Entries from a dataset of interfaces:

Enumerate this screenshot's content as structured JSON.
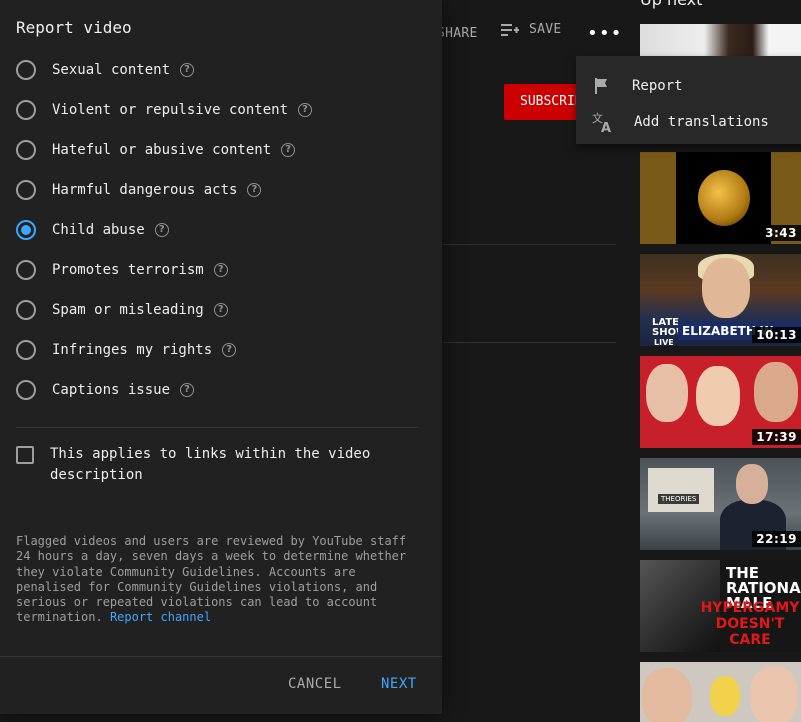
{
  "background": {
    "actions": {
      "share": "SHARE",
      "save": "SAVE"
    },
    "subscribe_label": "SUBSCRIBE",
    "up_next": "Up next",
    "thumbnails": [
      {
        "duration": "3:43"
      },
      {
        "duration": "10:13",
        "banner": "ELIZABETH W",
        "show_logo": "LATE\nSHOW",
        "live": "LIVE"
      },
      {
        "duration": "17:39"
      },
      {
        "duration": "22:19",
        "sign": "THEORIES"
      },
      {
        "title1": "THE RATIONAL MALE",
        "title2": "HYPERGAMY DOESN'T CARE"
      }
    ]
  },
  "menu": {
    "items": [
      {
        "label": "Report",
        "icon": "flag-icon"
      },
      {
        "label": "Add translations",
        "icon": "translate-icon"
      }
    ]
  },
  "dialog": {
    "title": "Report video",
    "options": [
      {
        "label": "Sexual content",
        "checked": false
      },
      {
        "label": "Violent or repulsive content",
        "checked": false
      },
      {
        "label": "Hateful or abusive content",
        "checked": false
      },
      {
        "label": "Harmful dangerous acts",
        "checked": false
      },
      {
        "label": "Child abuse",
        "checked": true
      },
      {
        "label": "Promotes terrorism",
        "checked": false
      },
      {
        "label": "Spam or misleading",
        "checked": false
      },
      {
        "label": "Infringes my rights",
        "checked": false
      },
      {
        "label": "Captions issue",
        "checked": false
      }
    ],
    "checkbox_label": "This applies to links within the video description",
    "fine_print": "Flagged videos and users are reviewed by YouTube staff 24 hours a day, seven days a week to determine whether they violate Community Guidelines. Accounts are penalised for Community Guidelines violations, and serious or repeated violations can lead to account termination.",
    "report_channel": "Report channel",
    "cancel": "CANCEL",
    "next": "NEXT"
  },
  "colors": {
    "accent": "#3ea6ff",
    "subscribe": "#cc0000",
    "dialog_bg": "#212121"
  }
}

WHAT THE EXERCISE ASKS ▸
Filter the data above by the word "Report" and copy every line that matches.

SOLVED EXERCISE ▸
        "label": "Report",
    "title": "Report video",
    "report_channel": "Report channel",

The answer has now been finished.